WORK ORDER:
Below are records to be copied exactly; their pictures are to be omitted.

BEGIN DATA FOR THIS TASK

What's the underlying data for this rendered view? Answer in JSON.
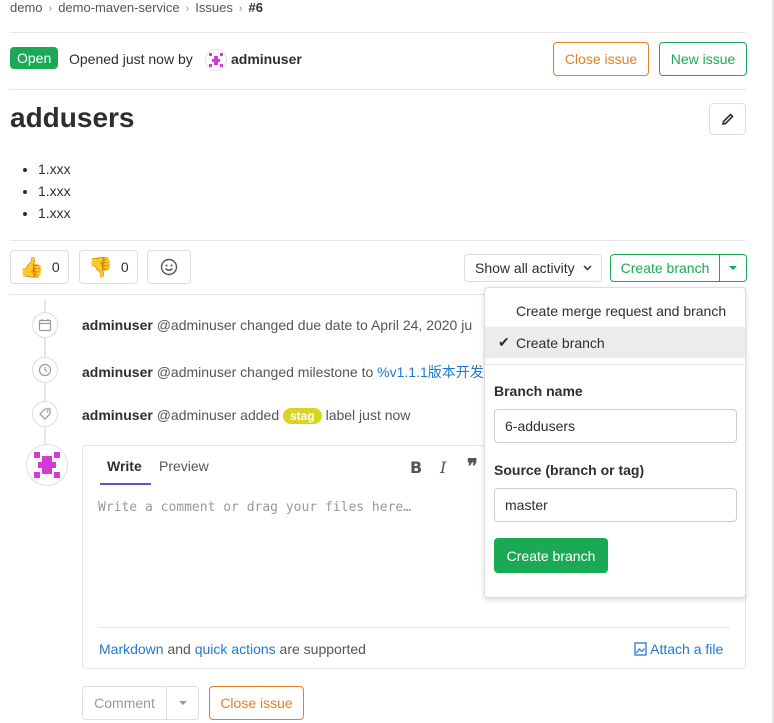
{
  "breadcrumb": {
    "items": [
      "demo",
      "demo-maven-service",
      "Issues",
      "#6"
    ]
  },
  "header": {
    "status": "Open",
    "opened_text": "Opened just now by",
    "author": "adminuser",
    "close_issue": "Close issue",
    "new_issue": "New issue"
  },
  "issue": {
    "title": "addusers",
    "items": [
      "1.xxx",
      "1.xxx",
      "1.xxx"
    ]
  },
  "awards": {
    "thumbsup_count": "0",
    "thumbsdown_count": "0"
  },
  "activity": {
    "filter_label": "Show all activity",
    "create_branch_label": "Create branch"
  },
  "timeline": [
    {
      "user": "adminuser",
      "text": "@adminuser changed due date to April 24, 2020 ju",
      "icon": "calendar-icon"
    },
    {
      "user": "adminuser",
      "text": "@adminuser changed milestone to ",
      "link": "%v1.1.1版本开发",
      "icon": "clock-icon"
    },
    {
      "user": "adminuser",
      "text": "@adminuser added ",
      "label": "stag",
      "after": " label just now",
      "icon": "tag-icon"
    }
  ],
  "comment": {
    "write_tab": "Write",
    "preview_tab": "Preview",
    "placeholder": "Write a comment or drag your files here…",
    "markdown_link": "Markdown",
    "and_text": " and ",
    "quick_actions_link": "quick actions",
    "supported_text": " are supported",
    "attach": "Attach a file",
    "comment_button": "Comment",
    "close_issue_button": "Close issue"
  },
  "dropdown": {
    "option1": "Create merge request and branch",
    "option2": "Create branch",
    "branch_name_label": "Branch name",
    "branch_name_value": "6-addusers",
    "source_label": "Source (branch or tag)",
    "source_value": "master",
    "submit": "Create branch"
  },
  "colors": {
    "green": "#1aaa55",
    "orange": "#e67e22",
    "link": "#1f78d1",
    "label_stag": "#d9d51f"
  }
}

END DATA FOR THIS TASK

WRITTEN SOLUTION:
What's the underlying data for this rendered view? Answer in JSON.
{
  "breadcrumb": {
    "items": [
      "demo",
      "demo-maven-service",
      "Issues",
      "#6"
    ]
  },
  "header": {
    "status": "Open",
    "opened_text": "Opened just now by",
    "author": "adminuser",
    "close_issue": "Close issue",
    "new_issue": "New issue"
  },
  "issue": {
    "title": "addusers",
    "items": [
      "1.xxx",
      "1.xxx",
      "1.xxx"
    ]
  },
  "awards": {
    "thumbsup_count": "0",
    "thumbsdown_count": "0"
  },
  "activity": {
    "filter_label": "Show all activity",
    "create_branch_label": "Create branch"
  },
  "timeline": [
    {
      "user": "adminuser",
      "text": "@adminuser changed due date to April 24, 2020 ju",
      "icon": "calendar-icon"
    },
    {
      "user": "adminuser",
      "text": "@adminuser changed milestone to ",
      "link": "%v1.1.1版本开发",
      "icon": "clock-icon"
    },
    {
      "user": "adminuser",
      "text": "@adminuser added ",
      "label": "stag",
      "after": " label just now",
      "icon": "tag-icon"
    }
  ],
  "comment": {
    "write_tab": "Write",
    "preview_tab": "Preview",
    "placeholder": "Write a comment or drag your files here…",
    "markdown_link": "Markdown",
    "and_text": " and ",
    "quick_actions_link": "quick actions",
    "supported_text": " are supported",
    "attach": "Attach a file",
    "comment_button": "Comment",
    "close_issue_button": "Close issue"
  },
  "dropdown": {
    "option1": "Create merge request and branch",
    "option2": "Create branch",
    "branch_name_label": "Branch name",
    "branch_name_value": "6-addusers",
    "source_label": "Source (branch or tag)",
    "source_value": "master",
    "submit": "Create branch"
  },
  "colors": {
    "green": "#1aaa55",
    "orange": "#e67e22",
    "link": "#1f78d1",
    "label_stag": "#d9d51f"
  }
}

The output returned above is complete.